= WHAT THE TASK REQUIRES =
Scan the records below for the string "this" and return every line where it appears.

= SUPPLIED DATA =
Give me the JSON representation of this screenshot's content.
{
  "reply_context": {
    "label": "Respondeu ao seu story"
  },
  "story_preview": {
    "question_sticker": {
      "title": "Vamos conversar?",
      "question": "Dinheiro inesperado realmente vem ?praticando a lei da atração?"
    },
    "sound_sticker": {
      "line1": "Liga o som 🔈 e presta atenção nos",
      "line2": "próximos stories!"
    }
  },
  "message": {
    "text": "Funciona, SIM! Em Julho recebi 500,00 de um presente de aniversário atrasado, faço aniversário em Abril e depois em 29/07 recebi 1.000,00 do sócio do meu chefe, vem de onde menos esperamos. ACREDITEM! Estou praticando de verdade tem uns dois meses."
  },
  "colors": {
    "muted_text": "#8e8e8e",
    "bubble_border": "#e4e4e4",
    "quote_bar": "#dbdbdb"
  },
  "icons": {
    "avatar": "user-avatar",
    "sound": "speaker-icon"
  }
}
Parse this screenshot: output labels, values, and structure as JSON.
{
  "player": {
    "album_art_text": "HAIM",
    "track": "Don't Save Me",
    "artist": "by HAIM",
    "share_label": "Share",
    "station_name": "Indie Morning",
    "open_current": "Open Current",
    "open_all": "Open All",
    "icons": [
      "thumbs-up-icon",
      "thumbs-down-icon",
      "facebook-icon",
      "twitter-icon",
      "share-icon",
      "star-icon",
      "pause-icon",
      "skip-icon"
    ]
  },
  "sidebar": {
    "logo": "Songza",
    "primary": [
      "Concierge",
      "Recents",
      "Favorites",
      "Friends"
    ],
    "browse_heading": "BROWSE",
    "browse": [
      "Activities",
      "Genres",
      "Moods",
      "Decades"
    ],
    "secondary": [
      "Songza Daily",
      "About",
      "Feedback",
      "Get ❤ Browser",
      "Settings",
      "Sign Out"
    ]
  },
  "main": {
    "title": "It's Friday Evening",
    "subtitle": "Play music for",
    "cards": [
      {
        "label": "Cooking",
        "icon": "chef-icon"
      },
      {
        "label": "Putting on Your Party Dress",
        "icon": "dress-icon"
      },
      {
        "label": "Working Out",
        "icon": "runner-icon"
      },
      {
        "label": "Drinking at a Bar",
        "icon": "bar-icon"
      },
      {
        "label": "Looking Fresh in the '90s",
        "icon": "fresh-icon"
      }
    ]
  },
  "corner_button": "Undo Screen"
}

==

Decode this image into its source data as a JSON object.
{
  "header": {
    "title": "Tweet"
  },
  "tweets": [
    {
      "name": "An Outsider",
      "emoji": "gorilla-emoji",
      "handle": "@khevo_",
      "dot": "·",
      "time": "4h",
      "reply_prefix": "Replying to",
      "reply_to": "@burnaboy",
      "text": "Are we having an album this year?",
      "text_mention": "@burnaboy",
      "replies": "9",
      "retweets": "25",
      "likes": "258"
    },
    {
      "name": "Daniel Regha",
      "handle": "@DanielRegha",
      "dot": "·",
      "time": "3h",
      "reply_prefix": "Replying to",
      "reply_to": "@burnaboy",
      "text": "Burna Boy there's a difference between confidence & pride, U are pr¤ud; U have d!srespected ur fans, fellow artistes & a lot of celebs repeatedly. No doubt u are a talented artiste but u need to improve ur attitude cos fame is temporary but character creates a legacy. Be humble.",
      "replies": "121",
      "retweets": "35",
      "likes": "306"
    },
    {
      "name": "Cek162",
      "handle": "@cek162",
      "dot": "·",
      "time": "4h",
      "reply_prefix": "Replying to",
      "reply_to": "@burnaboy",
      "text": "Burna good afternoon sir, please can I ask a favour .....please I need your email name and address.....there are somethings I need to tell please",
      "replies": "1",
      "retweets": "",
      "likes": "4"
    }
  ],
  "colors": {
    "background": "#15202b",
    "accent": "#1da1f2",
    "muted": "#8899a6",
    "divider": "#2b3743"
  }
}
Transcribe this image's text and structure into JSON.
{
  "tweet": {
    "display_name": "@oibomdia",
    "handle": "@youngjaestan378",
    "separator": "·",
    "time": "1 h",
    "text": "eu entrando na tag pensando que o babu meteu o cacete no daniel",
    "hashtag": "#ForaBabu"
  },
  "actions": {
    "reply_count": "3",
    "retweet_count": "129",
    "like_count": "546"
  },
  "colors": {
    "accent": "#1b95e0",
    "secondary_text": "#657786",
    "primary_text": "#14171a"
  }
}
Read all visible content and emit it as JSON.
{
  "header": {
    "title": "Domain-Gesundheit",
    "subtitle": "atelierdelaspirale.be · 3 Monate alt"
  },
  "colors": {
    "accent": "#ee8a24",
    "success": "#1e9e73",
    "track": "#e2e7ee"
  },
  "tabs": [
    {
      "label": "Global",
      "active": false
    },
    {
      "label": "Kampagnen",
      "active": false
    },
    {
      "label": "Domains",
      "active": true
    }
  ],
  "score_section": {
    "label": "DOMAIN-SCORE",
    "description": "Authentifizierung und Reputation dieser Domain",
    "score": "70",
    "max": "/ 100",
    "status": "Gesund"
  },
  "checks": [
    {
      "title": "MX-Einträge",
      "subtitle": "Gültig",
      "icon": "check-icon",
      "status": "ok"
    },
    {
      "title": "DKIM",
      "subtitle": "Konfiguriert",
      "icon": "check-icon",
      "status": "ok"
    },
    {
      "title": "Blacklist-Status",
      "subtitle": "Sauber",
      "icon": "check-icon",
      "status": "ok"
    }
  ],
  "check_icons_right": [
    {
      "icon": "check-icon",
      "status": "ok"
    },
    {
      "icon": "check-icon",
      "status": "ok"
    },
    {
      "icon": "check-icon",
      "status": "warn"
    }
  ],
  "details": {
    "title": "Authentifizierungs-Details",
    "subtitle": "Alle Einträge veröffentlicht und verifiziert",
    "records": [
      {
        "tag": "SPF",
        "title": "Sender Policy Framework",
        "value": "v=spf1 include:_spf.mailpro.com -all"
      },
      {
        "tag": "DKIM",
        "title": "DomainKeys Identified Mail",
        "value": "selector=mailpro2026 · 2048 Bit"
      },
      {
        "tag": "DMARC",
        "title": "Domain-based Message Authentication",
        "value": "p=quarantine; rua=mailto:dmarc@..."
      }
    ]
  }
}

= REPLY =
Give me the JSON representation of this screenshot's content.
Parse this screenshot: output labels, values, and structure as JSON.
Decode this image into its source data as a JSON object.
      "text": "Are we having an album this year?",
Transcribe this image's text and structure into JSON.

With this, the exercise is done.